Task description: Look through the data below, and copy each line that carries the word "Mortgage".

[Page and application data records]
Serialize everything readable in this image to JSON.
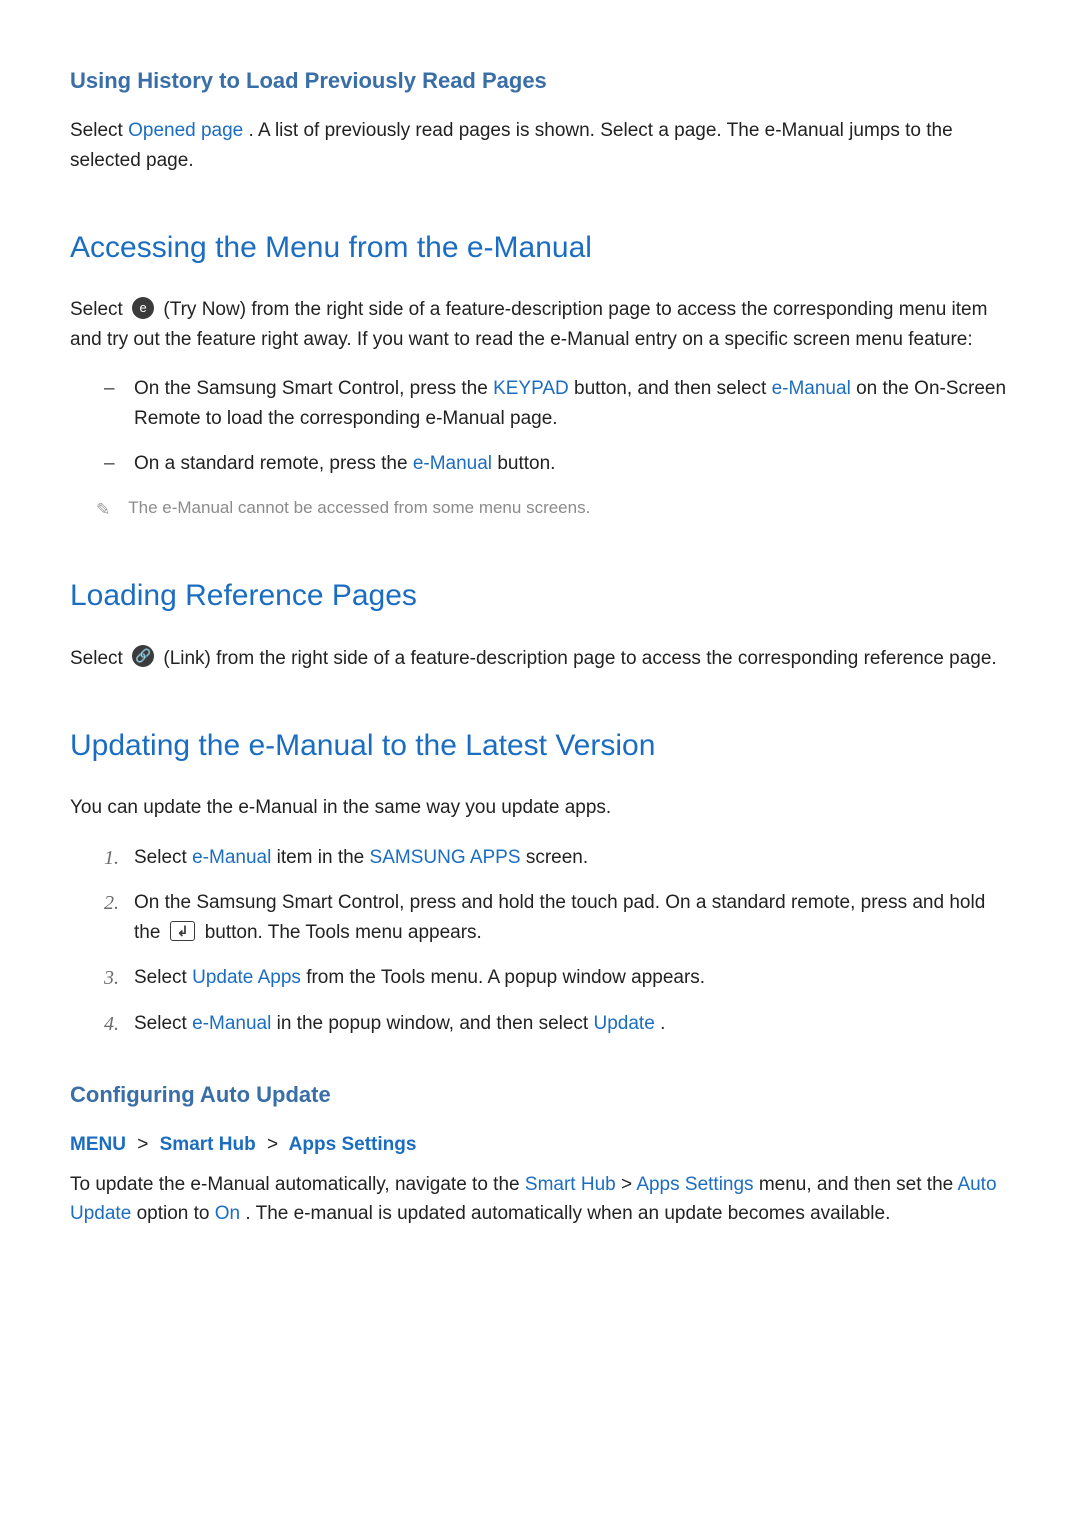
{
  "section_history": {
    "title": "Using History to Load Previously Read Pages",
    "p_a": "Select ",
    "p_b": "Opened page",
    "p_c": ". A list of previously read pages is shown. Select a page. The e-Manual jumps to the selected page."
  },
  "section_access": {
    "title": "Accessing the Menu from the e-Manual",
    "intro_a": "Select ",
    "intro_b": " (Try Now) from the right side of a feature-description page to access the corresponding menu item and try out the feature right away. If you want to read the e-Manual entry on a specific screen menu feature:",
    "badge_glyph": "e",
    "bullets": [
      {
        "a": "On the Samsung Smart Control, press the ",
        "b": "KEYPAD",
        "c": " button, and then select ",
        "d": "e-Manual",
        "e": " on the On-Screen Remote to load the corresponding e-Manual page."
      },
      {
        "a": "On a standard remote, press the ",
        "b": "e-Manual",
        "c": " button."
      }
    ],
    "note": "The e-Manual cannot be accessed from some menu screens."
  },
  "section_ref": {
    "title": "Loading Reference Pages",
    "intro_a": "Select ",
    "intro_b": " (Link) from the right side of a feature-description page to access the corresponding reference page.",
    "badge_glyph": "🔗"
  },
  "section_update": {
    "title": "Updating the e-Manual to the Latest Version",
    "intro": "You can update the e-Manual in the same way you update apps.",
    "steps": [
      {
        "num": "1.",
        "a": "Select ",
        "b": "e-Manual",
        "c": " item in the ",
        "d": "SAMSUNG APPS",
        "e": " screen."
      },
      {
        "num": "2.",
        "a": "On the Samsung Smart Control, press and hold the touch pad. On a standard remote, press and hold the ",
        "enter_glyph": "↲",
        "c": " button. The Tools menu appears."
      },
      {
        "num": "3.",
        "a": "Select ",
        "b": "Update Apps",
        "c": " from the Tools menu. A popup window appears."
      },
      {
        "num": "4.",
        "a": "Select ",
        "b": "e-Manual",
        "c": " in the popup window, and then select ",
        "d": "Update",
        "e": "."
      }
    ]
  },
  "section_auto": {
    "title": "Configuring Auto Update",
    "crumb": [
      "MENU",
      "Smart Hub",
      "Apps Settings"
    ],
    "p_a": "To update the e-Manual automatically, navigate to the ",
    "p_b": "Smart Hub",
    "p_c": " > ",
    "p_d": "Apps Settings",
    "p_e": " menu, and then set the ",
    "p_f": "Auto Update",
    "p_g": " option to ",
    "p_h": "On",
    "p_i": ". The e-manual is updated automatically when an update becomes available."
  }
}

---

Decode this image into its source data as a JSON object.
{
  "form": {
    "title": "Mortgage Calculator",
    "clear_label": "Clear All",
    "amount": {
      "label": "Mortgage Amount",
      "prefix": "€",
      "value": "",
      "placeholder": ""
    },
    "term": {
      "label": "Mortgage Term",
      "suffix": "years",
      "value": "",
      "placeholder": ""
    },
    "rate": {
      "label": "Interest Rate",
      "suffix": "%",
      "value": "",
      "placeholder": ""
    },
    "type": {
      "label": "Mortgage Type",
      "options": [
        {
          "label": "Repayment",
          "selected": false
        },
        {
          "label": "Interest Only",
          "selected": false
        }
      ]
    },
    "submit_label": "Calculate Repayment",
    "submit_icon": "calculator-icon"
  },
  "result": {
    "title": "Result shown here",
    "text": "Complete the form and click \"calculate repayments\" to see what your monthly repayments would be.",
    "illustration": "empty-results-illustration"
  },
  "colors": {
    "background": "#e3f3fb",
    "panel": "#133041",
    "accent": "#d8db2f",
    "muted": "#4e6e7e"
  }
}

Output of the exercise:
    "title": "Mortgage Calculator",
      "label": "Mortgage Amount",
      "label": "Mortgage Term",
      "label": "Mortgage Type",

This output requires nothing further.